The trend of closures and new sites popping up is much more malleable in a huge city like London than it is for smaller cities across the UK. The Cellar in Oxford has most recently come under threat and is due to be turned into a retail space. The venue is one of the only places in the city where you can go to hear exciting and innovative underground music and would leave a void if closed. But money's an issue. A think thank's analysis suggests the North of England is allocated approximately £691 million less arts funding than London. And obviously that complicates the whole "nightlife is struggling" conversation even more, adding to the pressures of licensing issues and venue closures. Alongside Oxford's The Cellar, Manchester's Islington Mill faced closure after noise complaints in January but managed to narrowly hold onto their license. Only two years ago, renowned Glasgow venue The Arches had its late license revoked and was forced to close down. Police used the death of a 17-year old girl who became ill after taking a pill at the club to start building a case against them. These losses are magnified in places with fewer venues, both legitimate and illegitimate.

So, let's be real, at first glance it's easy to get sucked in by doomsday headlines and stats about the club.
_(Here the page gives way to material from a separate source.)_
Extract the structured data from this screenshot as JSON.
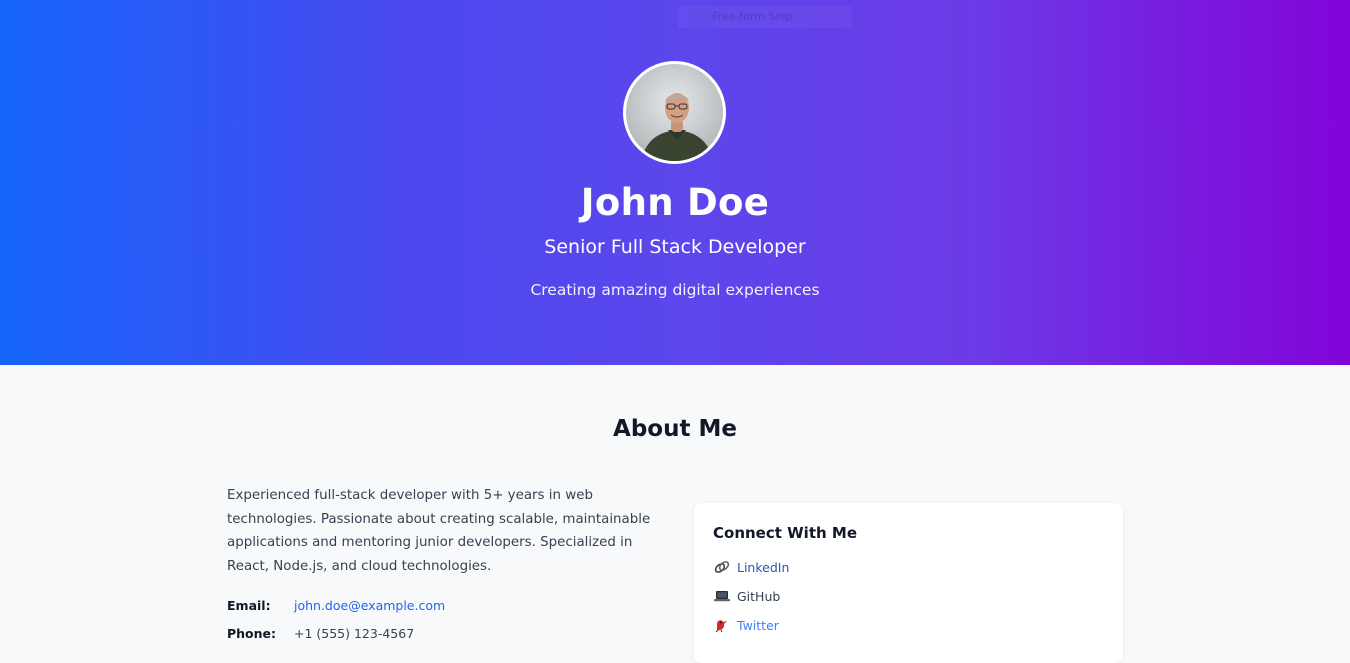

The most radical parts of our nightlife are being targeted, but promoters and artists alike are pushing back against that, making "the underground" feel powerful again. With inflating DJ fees, licensing issues and rapid, brutal gentrification, the reality of keeping the UK's nightlife afloat is much tougher than it might appear from an outside perspective. It's not the highest ranking clubs that are in the most serious jeopardy. It's the small venues and nights run by passionate, driven people working to constantly revitalise scenes across Britain. They're the ones doing so despite decreases in the economics of nightlife and the difficulties being flung at them. But as long as people still want to neck pills and make their bodies vibrate and sweat in a dark room, UK nightlife will always find a way for them to do so.

You can find Aurora on Twitter.